Crime and drug dependence prior to treatment
The patients who sought treatment in the NTORS programmes in 1995 presented with a range of serious and chronic drug and other problems.3 Just over 1,000 drug misusers reported more than 27,000 acquisitive offences during the 90 days prior to commencing treatment.4 Shoplifting was the most common type of acquisitive crime, both in terms of number of offences and the percentages of drug users committing the offence.
For the majority of drug misusers, the amounts and types of crime committed were strongly influenced by their current addiction status. Drug users who were more severely dependent on heroin and cocaine tended to be more heavily involved in crime, with increased use of heroin strongly related to higher rates of offending. However, the vast majority of acquisitive crimes were committed by a small minority of drug users, with ten per cent committing about three-quarters of all acquisitive crimes.4 The high-rate offenders in the NTORS study were more than ten times more likely to be regular heroin users and were also three times more likely to be regular cocaine users, compared to those who reported no criminal involvement. Drug selling offences were frequently reported by the NTORS clients. Nearly 40,000 drug dealing offences were reported during the 90 days prior to treatment.

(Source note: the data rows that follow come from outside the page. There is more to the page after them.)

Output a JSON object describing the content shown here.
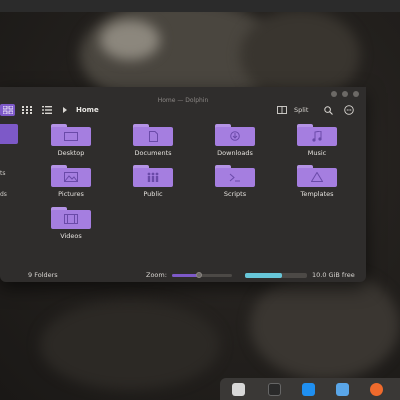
{
  "window": {
    "title": "Home — Dolphin"
  },
  "toolbar": {
    "breadcrumb": "Home",
    "split_label": "Split"
  },
  "sidebar": {
    "items": [
      {
        "label": "ts"
      },
      {
        "label": "ds"
      }
    ]
  },
  "folders": [
    {
      "name": "Desktop",
      "icon": "desktop-icon"
    },
    {
      "name": "Documents",
      "icon": "document-icon"
    },
    {
      "name": "Downloads",
      "icon": "download-icon"
    },
    {
      "name": "Music",
      "icon": "music-icon"
    },
    {
      "name": "Pictures",
      "icon": "picture-icon"
    },
    {
      "name": "Public",
      "icon": "people-icon"
    },
    {
      "name": "Scripts",
      "icon": "terminal-icon"
    },
    {
      "name": "Templates",
      "icon": "template-icon"
    },
    {
      "name": "Videos",
      "icon": "film-icon"
    }
  ],
  "status": {
    "folder_count": "9 Folders",
    "zoom_label": "Zoom:",
    "zoom_level": 0.45,
    "storage_used": 0.6,
    "free_space": "10.0 GiB free"
  },
  "colors": {
    "accent": "#7d59c8",
    "folder": "#a57ee0",
    "storage_bar": "#67c6d8"
  },
  "dock": {
    "apps": [
      "settings-icon",
      "terminal-icon",
      "app-store-icon",
      "files-icon",
      "firefox-icon"
    ]
  }
}
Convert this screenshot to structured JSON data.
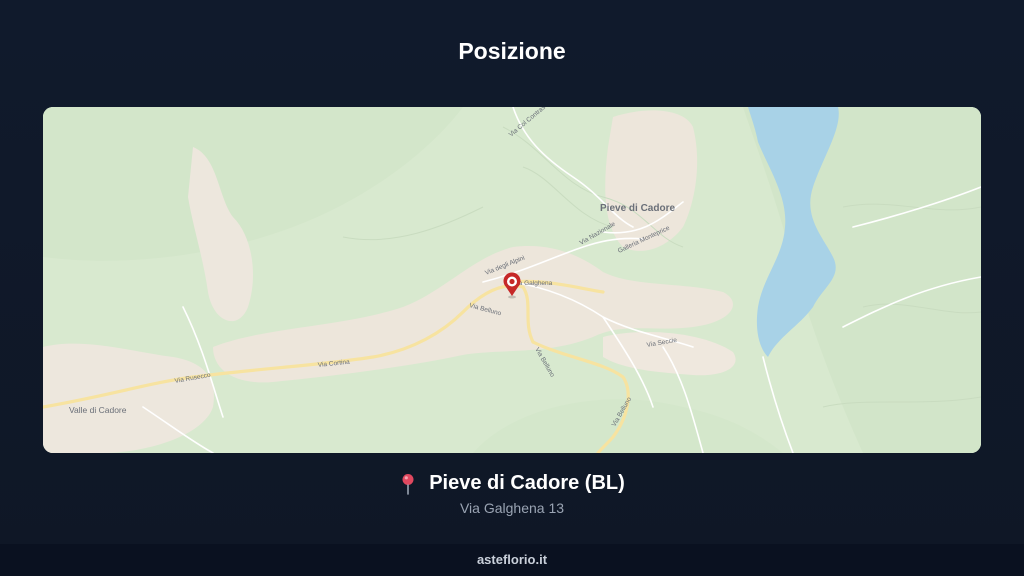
{
  "header": {
    "title": "Posizione"
  },
  "map": {
    "marker_icon": "map-marker-icon",
    "labels": {
      "main_town": "Pieve di Cadore",
      "valle": "Valle di Cadore",
      "via_alpini": "Via degli Alpini",
      "via_galghena": "Via Galghena",
      "via_belluno_1": "Via Belluno",
      "via_belluno_2": "Via Belluno",
      "via_belluno_3": "Via Belluno",
      "via_cortina": "Via Cortina",
      "via_rusecco": "Via Rusecco",
      "via_nazionale": "Via Nazionale",
      "galleria": "Galleria Monteprice",
      "via_col": "Via Col Contras",
      "via_secca": "Via Seccie"
    },
    "colors": {
      "land": "#d7e8cf",
      "urban": "#eee6dc",
      "water": "#a9d3e8",
      "road": "#f6e3a1",
      "marker": "#c62828"
    }
  },
  "location": {
    "pin_icon": "pushpin-icon",
    "name": "Pieve di Cadore (BL)",
    "address": "Via Galghena 13"
  },
  "footer": {
    "site": "asteflorio.it"
  }
}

However, as with acquisitive crimes, not all drug users were involved in selling drugs. Less than one-third reported selling drugs and for the majority of those who were selling drugs, this was reported to be an occasional activity.

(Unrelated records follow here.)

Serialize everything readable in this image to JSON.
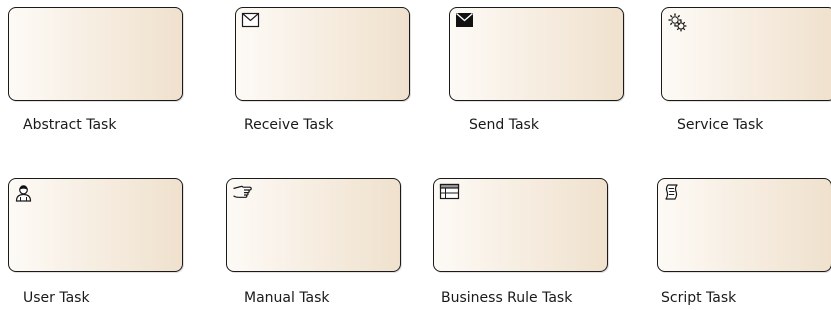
{
  "tasks": [
    {
      "label": "Abstract Task",
      "icon": ""
    },
    {
      "label": "Receive Task",
      "icon": "envelope-outline-icon"
    },
    {
      "label": "Send Task",
      "icon": "envelope-filled-icon"
    },
    {
      "label": "Service Task",
      "icon": "gears-icon"
    },
    {
      "label": "User Task",
      "icon": "user-icon"
    },
    {
      "label": "Manual Task",
      "icon": "hand-icon"
    },
    {
      "label": "Business Rule Task",
      "icon": "table-icon"
    },
    {
      "label": "Script Task",
      "icon": "scroll-icon"
    }
  ],
  "colors": {
    "fill_light": "#fdfaf6",
    "fill_dark": "#efe1cd",
    "stroke": "#1a1a1a"
  }
}
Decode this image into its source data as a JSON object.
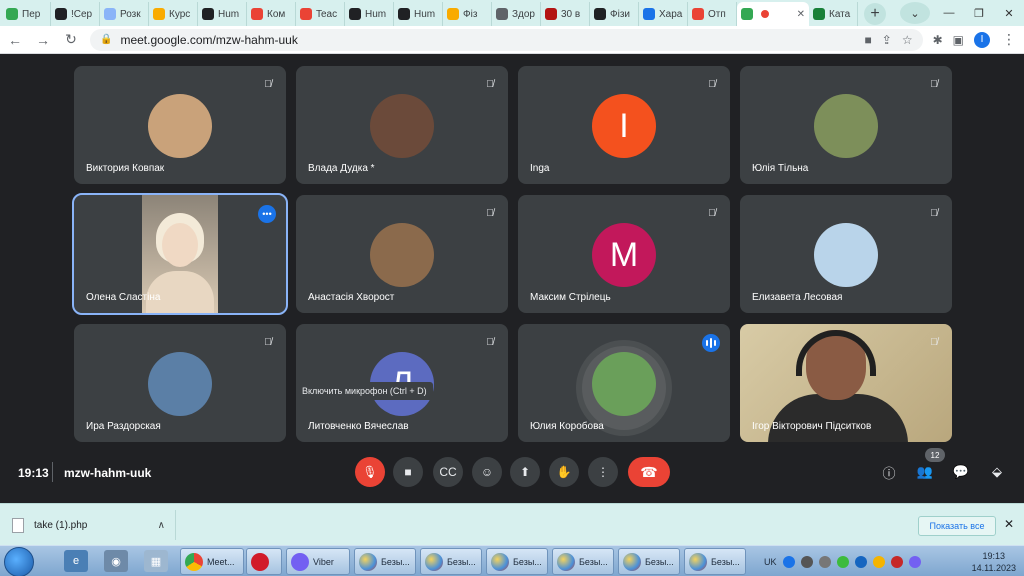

A minority reported being highly active as drug sellers. Their involvement with drug dealing was of a different order from that of the other drug sellers: 71 individuals (seven per cent of respondents) reported almost 35,000 drug selling offences during the 90 days prior to admission.
The term “drug selling” refers to a range of different activities which are conducted for different reasons. It is possible that the involvement in drug selling of the high-rate offenders reflected a more “professional” approach to dealing. The high frequency of heroin use among these clients could be seen, at least partly, as a consequence of their ready access to the drug. Dealers could benefit from bulk buying and passing on costs to lower level buyers.
There were differences between men and women in the types of crimes committed. Shoplifting was reported by 44 per cent of women compared to 36 per cent of men. Men were more likely to have committed burglary (15% vs 5%), and robbery (6% vs 3%). More men than women were involved in selling drugs (32% vs 20%). An important finding from NTORS – which is sometimes overlooked – is that crime and drug misuse do not inevitably go together. Half of the clients were not involved with acquisitive crime and more than two-thirds were not involved with drug selling crimes during the period before admission. Of those who were involved in crime, the majority were relatively infrequent offenders.